With less than two weeks left until nominations close for the 2013 Dairy Woman of the Year award, last year's winner Barbara Kuriger is urging women to consider entering.
"Just do it" she says, adding that "the process is fantastic. It makes you evaluate yourself and inspires you".
Barbara says that being named Dairy Woman of the Year for 2012 has given her some amazing opportunities and "it is exceeding my expectations".
Barbara, a New Plymouth farmer who attended Opunake primary and secondary schools, says that success is only possible with support, and she recognises that her husband, Louis, as well as her three children, plus the rest of her extended family, have all contributed to what she terms "the team effort" of winning the award. She adds, "I am here, ready and prepared, to now do that for others" and looks forward to helping the next winner maximise their opportunities and learning.
The award comes with the chance to attend the year-long Women in Leadership course run by Global Women, a scholarship which is worth $25,000 and is part of the award sponsored by Fonterra.

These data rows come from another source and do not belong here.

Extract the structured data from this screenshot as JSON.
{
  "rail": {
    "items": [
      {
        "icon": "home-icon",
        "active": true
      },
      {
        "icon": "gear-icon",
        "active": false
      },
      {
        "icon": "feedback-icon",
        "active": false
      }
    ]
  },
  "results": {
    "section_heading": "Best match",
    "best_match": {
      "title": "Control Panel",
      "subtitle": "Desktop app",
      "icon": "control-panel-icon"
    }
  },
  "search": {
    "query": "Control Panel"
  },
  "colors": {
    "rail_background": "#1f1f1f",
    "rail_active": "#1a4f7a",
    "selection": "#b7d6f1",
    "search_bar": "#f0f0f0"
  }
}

Barbara says that attending the course was a great opportunity and that they have looked at a huge range of topics; "from governance and finance to strategy and negotiation and persuasive writing skills". The 25 women who attend the course draw from a wide range of career paths, from banking to the energy industry, farming to information technology, and it is this, says Barbara, that makes the course so "interesting as well as so informative, we come from different places but by nature of being female, still have a lot of common ground". She adds that "what was really interesting to me, as a rural person, is that most of them have some form of interaction with our industry already".
Commenting that "there are so many women at local and regional levels who are awesome" she emphasises the need to "get rid of the glass ceiling - there is no-one stopping us from achieving."
"The future is bright" for women in the dairy industry, she says.
As a parent, Barbara is a keen volunteer with Cubs, Brownies, the board of trustees as well as Plunket, and that at the time, she "didn't really see it as governance, but it is". She is keen for women to recognise the skill sets that they bring to these roles and to see the value that the things they learn through those positions they can bring to the industry as well.
Barbara is hopeful that the future will bring more and more connections between rural New Zealand and its urban counterpart.
"We are all using the same natural resources and all facing the same issues" she points out, adding that closer connections between New Zealand's entire population can only help the country to get "a brighter future".
As for her personal future, Barbara says she has learnt that she likes to be in "a position where I can be part of decisions and be accountable. I am suited to governance roles".
She looks forward to continuing her involvement in the dairy industry.